Sha Wujing ("Sand Awakened to Purity"), aka Sandy, another fallen immortal who was sent back to earth to be born as a monster because he clumsily dropped (and smashed) one of the Heavenly Queen Mother's crystal goblets during the annual Peach Banquet).
Xuanzang is claimed to have died on Guanghua Island, the small island in the center of Sun Moon Lake.]
Syuanzang Temple is located on the piedmont called Dark Green Dragon situated south of Sun Moon Lake, while Civil & Military Temple is located on the mountain slope situated north of Sun Moon Lake. Another well-known Buddhist temple located on the mountain slope north of Sun Moon Lake is Syuanzhuang Temple, which features a statue of Syuanzhuang Rabbit, a saint who was consacrated during the Tang (CE 618-907) Dynasty. The characters, "National Rabbit", appear on a stele above the temple's entrance. An adjacent building with quintessentially Chinese upturned eaves ("flying eaves") contains many paintings and calligraphic works devoted to the history of the temple. On the third floor of Syuanzhuang Temple is a small pagoda that contains the relics of the Syuanzhuang Rabbit.

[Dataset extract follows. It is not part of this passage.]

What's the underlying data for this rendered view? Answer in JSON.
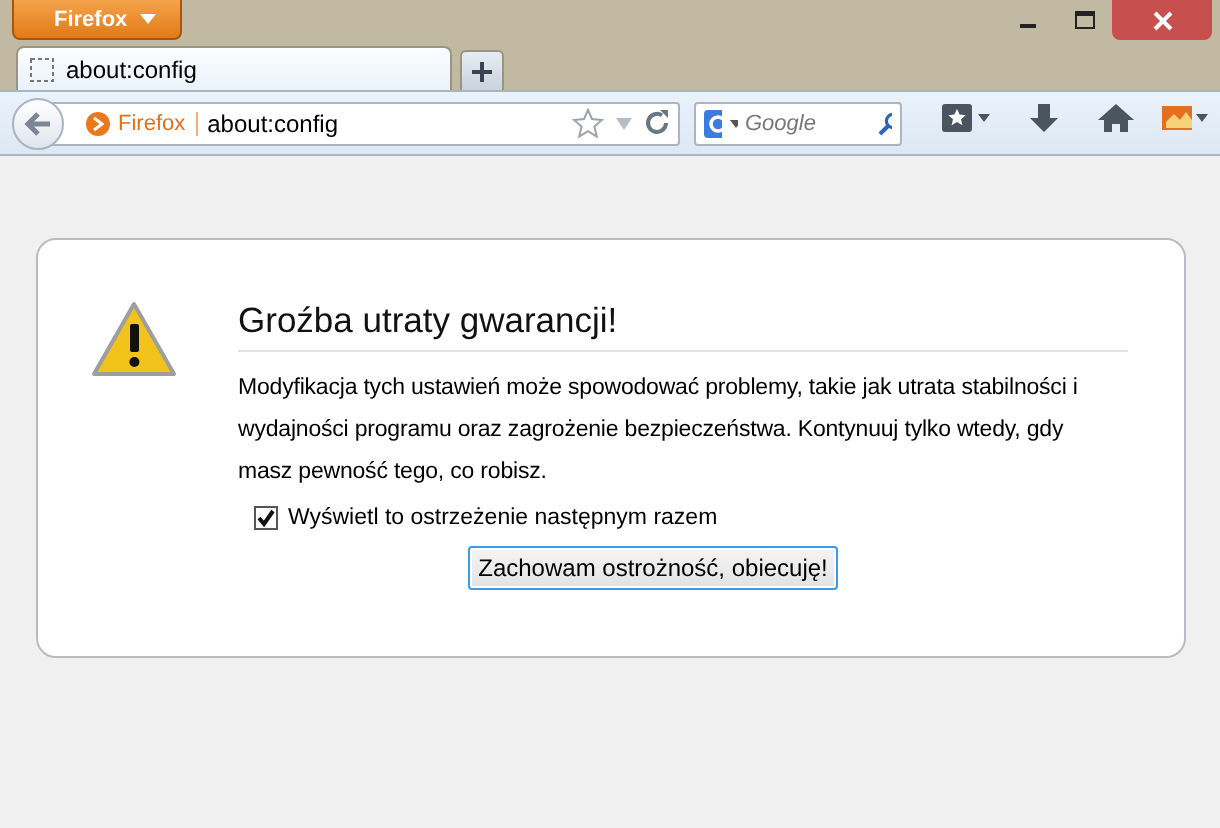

A third edifice in the Syuanzhuang Temple complex is a 9-storey building located behind the temple called Charity Pagoda and which possibly predates the temple itself. It is a copy of an old, Song (CE 960-1279) Dynasty pagoda. Chimes hang from its eaves on every storey, creating a symphony of music that visitors find fascinating. Charity Pagoda's upper section also offers an excellent view of Sun Moon Lake and its environs. Inside Civil & Military Temple is a statue of Confucius (BCE 551-479), one of China's most influential thinkers and educators of all time (Confucius would most likely be called a philosopher today). The temple houses statues of various other religious and philosophical figures throughout China's illustrious history. There is a stone pathway that leads from Sun Moon Lake to the temple which contains exactly 365 steps, and which has been dubbed 'the pathway to heaven'.

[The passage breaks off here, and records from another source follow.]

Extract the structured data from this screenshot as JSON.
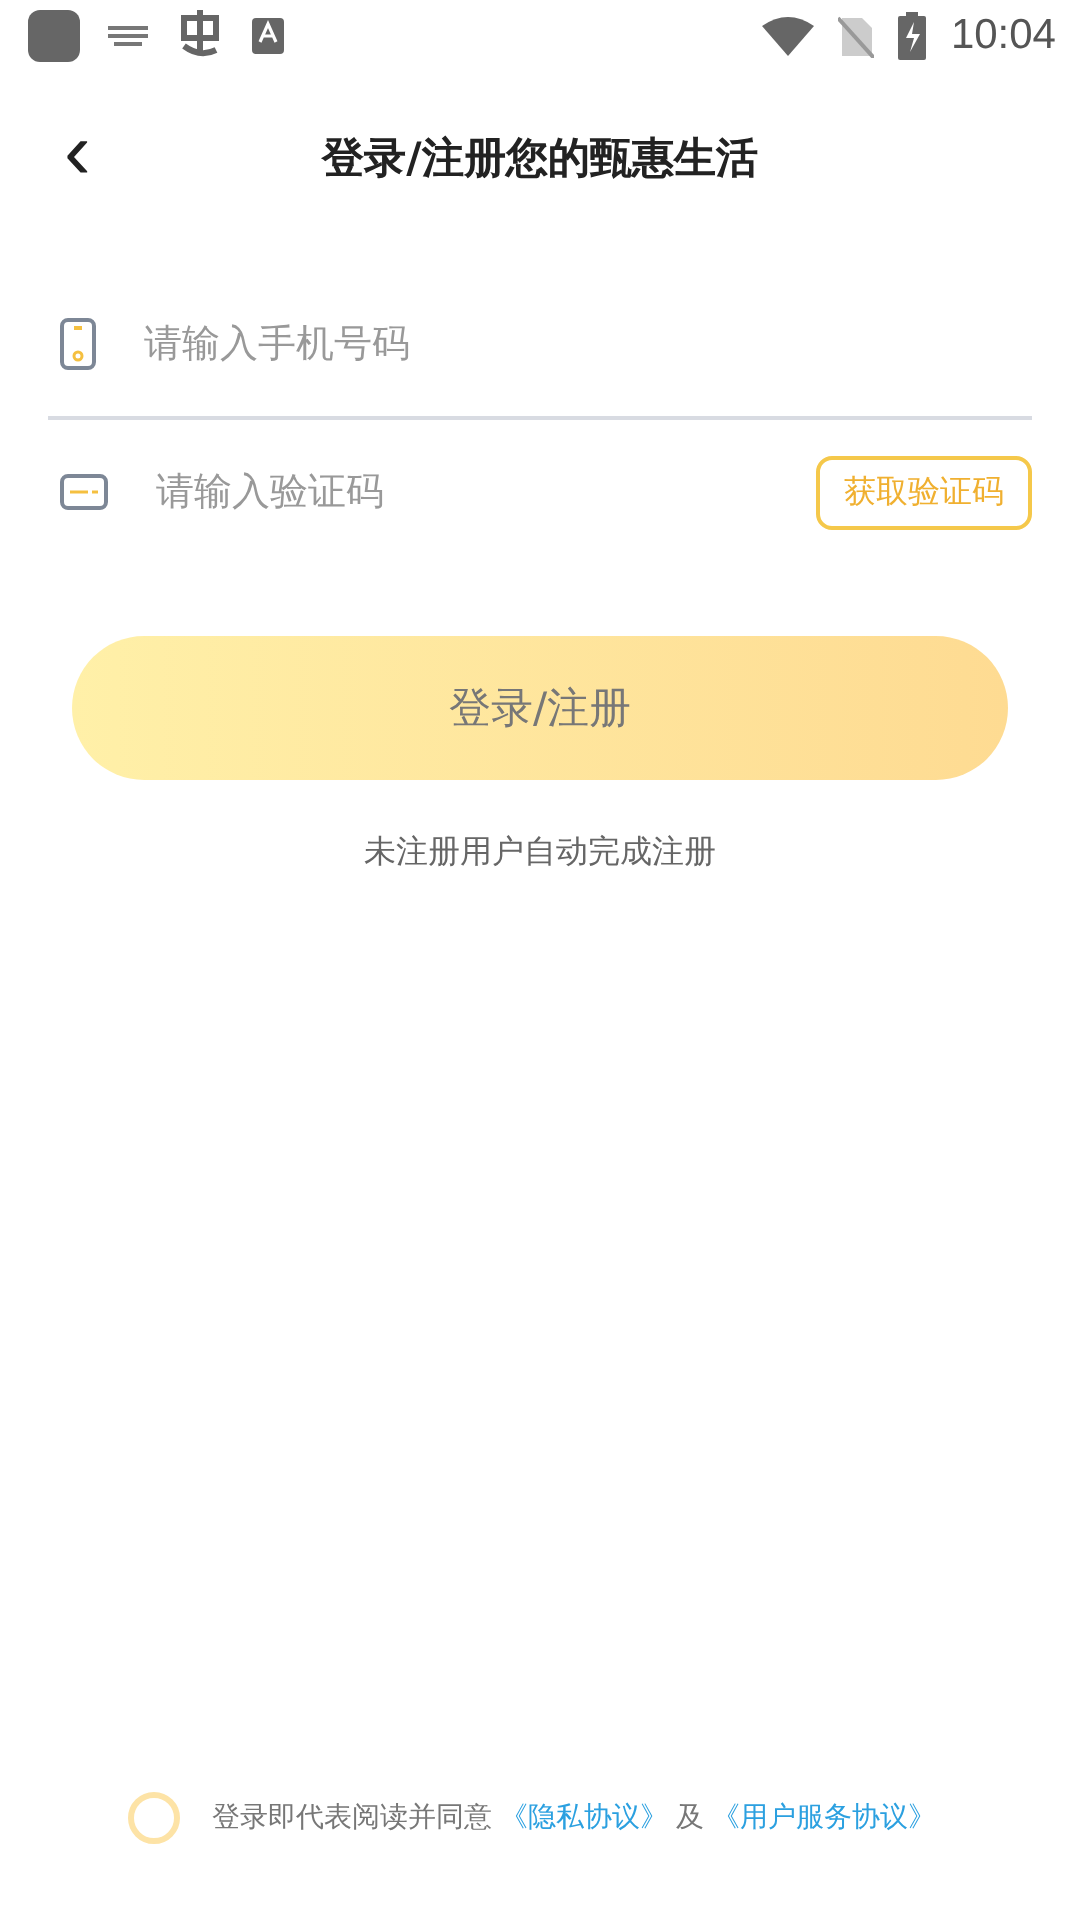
{
  "status_bar": {
    "time": "10:04"
  },
  "header": {
    "back": "‹",
    "title": "登录/注册您的甄惠生活"
  },
  "phone_field": {
    "placeholder": "请输入手机号码"
  },
  "code_field": {
    "placeholder": "请输入验证码",
    "button": "获取验证码"
  },
  "login_button": {
    "label": "登录/注册",
    "disabled": true
  },
  "hint": "未注册用户自动完成注册",
  "agreement": {
    "checked": false,
    "text": "登录即代表阅读并同意",
    "links": [
      "《隐私协议》",
      "《用户服务协议》"
    ],
    "joiner": "及"
  }
}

Other attractions in the immediate vicinity of Sun Moon Lake include a number of villages belonging to the Gaoshan Clans, who comprise the following subgroups: the Ami, the Atayal, the Bunun, the Kavalan, the Paiwan, the Puyuma, the Saisiyat, the Sakizaya, the Rukai, the Tao (formerly the Yami), the Taroko, the Tsou and of course the Thao. Ever since the reunification of Taiwan with China following the end of Japanese rule at the close of WWII, these aboriginal subgroups have been collectively known as the Gaoshan, or the "Mountain People". The Gaoshan Clans are quite proficient at dancing and singing, and perform a rice harvest dance that is very popular among tourists.

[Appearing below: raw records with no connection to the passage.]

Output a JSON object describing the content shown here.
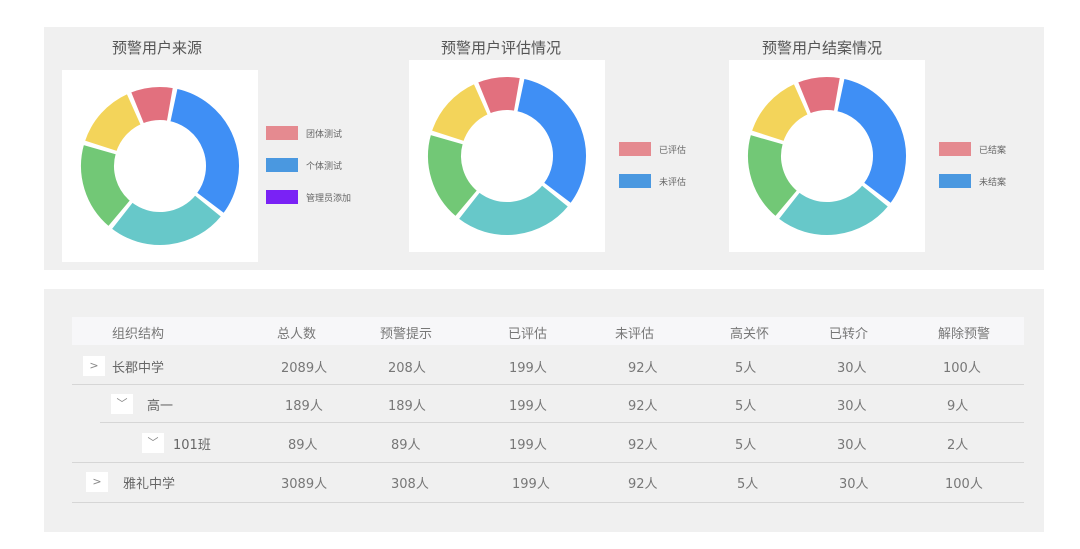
{
  "charts": [
    {
      "title": "预警用户来源",
      "legend": [
        {
          "label": "团体测试",
          "color": "#e58a90"
        },
        {
          "label": "个体测试",
          "color": "#4a98e0"
        },
        {
          "label": "管理员添加",
          "color": "#7a22f5"
        }
      ]
    },
    {
      "title": "预警用户评估情况",
      "legend": [
        {
          "label": "已评估",
          "color": "#e58a90"
        },
        {
          "label": "未评估",
          "color": "#4a98e0"
        }
      ]
    },
    {
      "title": "预警用户结案情况",
      "legend": [
        {
          "label": "已结案",
          "color": "#e58a90"
        },
        {
          "label": "未结案",
          "color": "#4a98e0"
        }
      ]
    }
  ],
  "donut_segments": [
    {
      "color": "#e2707e",
      "start": 338,
      "end": 10
    },
    {
      "color": "#3f8ff5",
      "start": 12,
      "end": 127
    },
    {
      "color": "#67c8c9",
      "start": 129,
      "end": 218
    },
    {
      "color": "#72c876",
      "start": 220,
      "end": 286
    },
    {
      "color": "#f3d45a",
      "start": 288,
      "end": 336
    }
  ],
  "table": {
    "headers": [
      "组织结构",
      "总人数",
      "预警提示",
      "已评估",
      "未评估",
      "高关怀",
      "已转介",
      "解除预警"
    ],
    "rows": [
      {
        "toggle": ">",
        "name": "长郡中学",
        "cells": [
          "2089人",
          "208人",
          "199人",
          "92人",
          "5人",
          "30人",
          "100人"
        ]
      },
      {
        "toggle": "﹀",
        "name": "高一",
        "cells": [
          "189人",
          "189人",
          "199人",
          "92人",
          "5人",
          "30人",
          "9人"
        ]
      },
      {
        "toggle": "﹀",
        "name": "101班",
        "cells": [
          "89人",
          "89人",
          "199人",
          "92人",
          "5人",
          "30人",
          "2人"
        ]
      },
      {
        "toggle": ">",
        "name": "雅礼中学",
        "cells": [
          "3089人",
          "308人",
          "199人",
          "92人",
          "5人",
          "30人",
          "100人"
        ]
      }
    ]
  }
}
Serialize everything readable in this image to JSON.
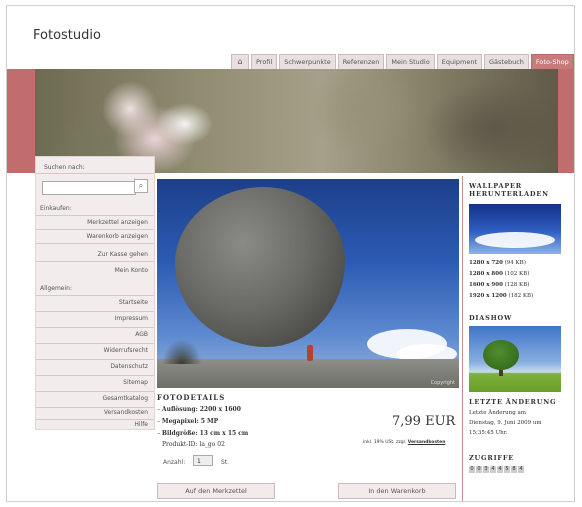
{
  "site": {
    "title": "Fotostudio"
  },
  "nav": {
    "home_icon": "home-icon",
    "items": [
      "Profil",
      "Schwerpunkte",
      "Referenzen",
      "Mein Studio",
      "Equipment",
      "Gästebuch",
      "Foto-Shop"
    ],
    "active": "Foto-Shop"
  },
  "colors": {
    "accent": "#c26d6d",
    "accent_light": "#f2ecec"
  },
  "sidebar": {
    "search_label": "Suchen nach:",
    "search_value": "",
    "search_icon": "search-icon",
    "einkaufen_label": "Einkaufen:",
    "einkaufen_links": [
      "Merkzettel anzeigen",
      "Warenkorb anzeigen",
      "Zur Kasse gehen",
      "Mein Konto"
    ],
    "allgemein_label": "Allgemein:",
    "allgemein_links": [
      "Startseite",
      "Impressum",
      "AGB",
      "Widerrufsrecht",
      "Datenschutz",
      "Sitemap",
      "Gesamtkatalog",
      "Versandkosten",
      "Hilfe"
    ]
  },
  "product": {
    "copyright": "Copyright",
    "details_title": "FOTODETAILS",
    "specs": [
      {
        "label": "Auflösung:",
        "value": "2200 x 1600"
      },
      {
        "label": "Megapixel:",
        "value": "5 MP"
      },
      {
        "label": "Bildgröße:",
        "value": "13 cm x 15 cm"
      }
    ],
    "product_id": "Produkt-ID: la_go 02",
    "price": "7,99 EUR",
    "tax_note": "inkl. 19% USt. zzgl.",
    "shipping_link": "Versandkosten",
    "quantity_label": "Anzahl:",
    "quantity_value": "1",
    "quantity_unit": "St.",
    "btn_wishlist": "Auf den Merkzettel",
    "btn_cart": "In den Warenkorb"
  },
  "right": {
    "wallpaper_title_1": "WALLPAPER",
    "wallpaper_title_2": "HERUNTERLADEN",
    "wallpaper_sizes": [
      {
        "res": "1280 x 720",
        "size": "(94 KB)"
      },
      {
        "res": "1280 x 800",
        "size": "(102 KB)"
      },
      {
        "res": "1600 x 900",
        "size": "(128 KB)"
      },
      {
        "res": "1920 x 1200",
        "size": "(182 KB)"
      }
    ],
    "slideshow_title": "DIASHOW",
    "last_change_title": "LETZTE ÄNDERUNG",
    "last_change_text_1": "Letzte Änderung am",
    "last_change_text_2": "Dienstag, 9. Juni 2009 um",
    "last_change_text_3": "15:35:45 Uhr.",
    "hits_title": "ZUGRIFFE",
    "hits_digits": [
      "0",
      "0",
      "3",
      "4",
      "4",
      "5",
      "8",
      "4"
    ]
  }
}
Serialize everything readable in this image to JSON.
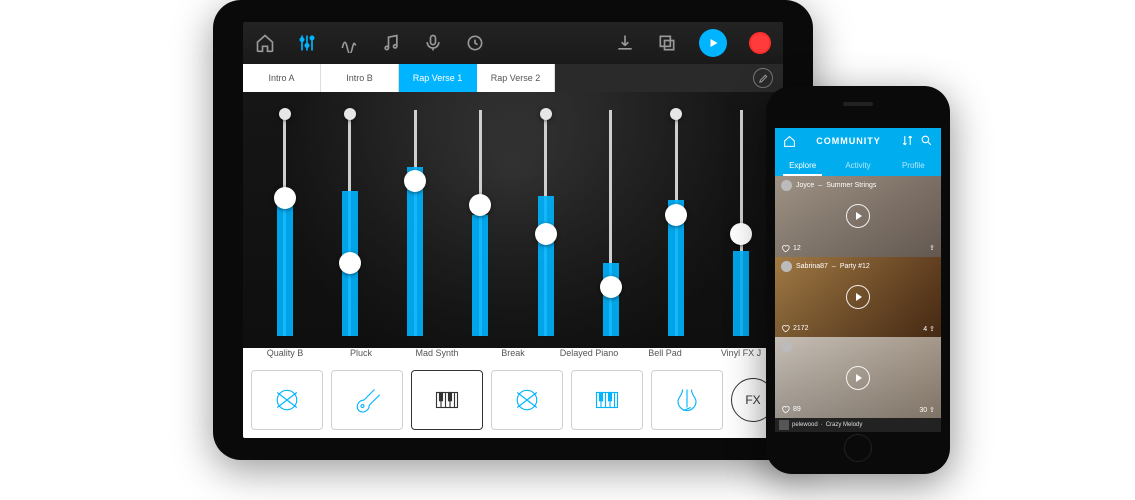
{
  "accent": "#00b4ff",
  "tablet": {
    "toolbar_icons": [
      "home",
      "mixer",
      "eq",
      "note",
      "mic",
      "loop",
      "download",
      "export",
      "play",
      "record"
    ],
    "tabs": [
      {
        "label": "Intro A",
        "active": false
      },
      {
        "label": "Intro B",
        "active": false
      },
      {
        "label": "Rap Verse 1",
        "active": true
      },
      {
        "label": "Rap Verse 2",
        "active": false
      }
    ],
    "channels": [
      {
        "level": 0.58,
        "knob": 0.35,
        "extra_top": true
      },
      {
        "level": 0.6,
        "knob": 0.62,
        "extra_top": true
      },
      {
        "level": 0.7,
        "knob": 0.28
      },
      {
        "level": 0.5,
        "knob": 0.38
      },
      {
        "level": 0.58,
        "knob": 0.5,
        "extra_top": true
      },
      {
        "level": 0.3,
        "knob": 0.72
      },
      {
        "level": 0.56,
        "knob": 0.42,
        "extra_top": true
      },
      {
        "level": 0.35,
        "knob": 0.5
      }
    ],
    "instruments": [
      {
        "name": "Quality B",
        "icon": "drum",
        "style": "blue"
      },
      {
        "name": "Pluck",
        "icon": "guitar",
        "style": "blue"
      },
      {
        "name": "Mad Synth",
        "icon": "keys",
        "style": "dark"
      },
      {
        "name": "Break",
        "icon": "drum",
        "style": "blue"
      },
      {
        "name": "Delayed Piano",
        "icon": "keys",
        "style": "blue"
      },
      {
        "name": "Bell Pad",
        "icon": "violin",
        "style": "blue"
      },
      {
        "name": "Vinyl FX J",
        "icon": "fx",
        "style": "fx"
      }
    ]
  },
  "phone": {
    "header_title": "COMMUNITY",
    "tabs": [
      {
        "label": "Explore",
        "active": true
      },
      {
        "label": "Activity",
        "active": false
      },
      {
        "label": "Profile",
        "active": false
      }
    ],
    "feed": [
      {
        "user": "Joyce",
        "title": "Summer Strings",
        "likes": 12,
        "shares": ""
      },
      {
        "user": "Sabrina87",
        "title": "Party #12",
        "likes": 2172,
        "shares": 4
      },
      {
        "user": "",
        "title": "",
        "likes": 89,
        "shares": 30
      }
    ],
    "now_playing": {
      "user": "pelewood",
      "title": "Crazy Melody"
    }
  }
}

Beginning in 1919, Taiwan's Japanese rulers built hydroelectric power plants on Sun Moon Lake. The power plant that was constructed on the lake in 1934 was considered one of the major international infrastructure projects of its time. The Japanese also built a railroad line, the Jiji Line, to be used in the construction of the 1934 hydroelectric power plant, just as the Japanese similarly built a railroad on Alishan for the purpose of mining the mountain's vast coal reserves.
There is an annual, mid-Autumn Festival on Sun Moon Lake, where a special swimming event is held, though swimming is not otherwise permitted on the lake - at least not for the public at large. In connection with the mid-Autumn Festival, a fireworks show and a laser show are staged, just as various music concerts are also an important feature of the festival. Though in recent years Sun Moon Lake has been primed, as it were, as a major tourist attraction, it has in fact been regarded as a national natural and cultural treasure ever since the late 17th century, when the then Qing (CE 1644-1911) Dynasty government recognized the beauty of the lake, and a later Qing government conferred on it the status of 'one of the eight famous scenic sights of Taiwan'. Today, with many other tourist attractions on Taiwan competing for popularity, Sun Moon Lake is considered one of the thirteen most important tourist sites on Taiwan.